Fall can be a challenging time for any parent. Summer is over. Kids’ routines are changing. Flu season is around the corner. For parents who cannot earn paid sick days, these changes can also mark the beginning of a school year of worrying about what will happen if their child gets sick.
That’s because, for a parent without paid sick days, one case of the flu can force an impossible choice between sending a sick child to school – where she or he may get sicker, spread illness and struggle academically – and risking their jobs and financial security by taking unpaid time off.
More than 43 million private sector workers in the United States cannot earn paid sick days they can use for themselves. Many more don’t have any they can use to care for a sick child or family member. The consequences for the health and well-being of children, families and communities are significant.
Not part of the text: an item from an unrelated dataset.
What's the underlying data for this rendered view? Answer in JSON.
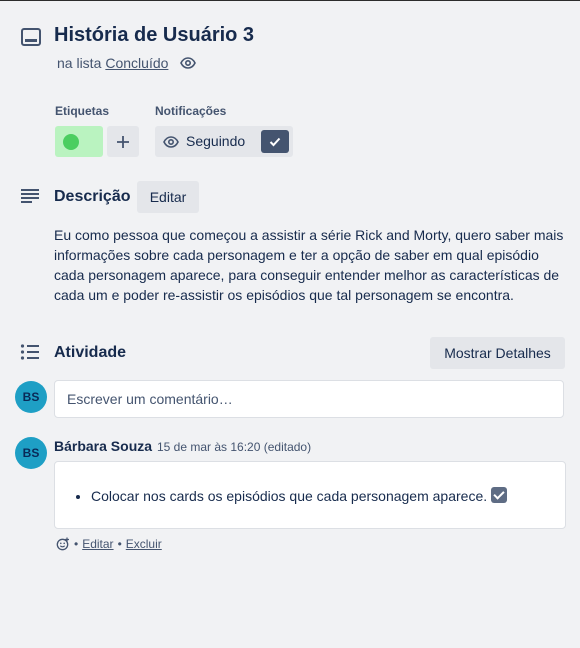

And that’s why back-to-school season – a time when attention to what’s best for kids and schools is high – is a good time to raise awareness of the impact that a lack of paid sick days can have on children, schools and entire communities. This new fact sheet and back-to-school toolkit should help.
The toolkit is a comprehensive resource for parents, teachers and advocates. It includes state-specific data, sample letters to the editor and to elected officials, a customizable fact sheet, and resources for school gatherings. Each document makes a strong case for a national paid sick days standard.
So, take advantage of the coming days and weeks. Urge lawmakers at all levels to prioritize paid sick days. And be sure to tell members of Congress just how important the federal paid sick days proposal, the Healthy Families Act, is for America’s kids, schools and communities.Back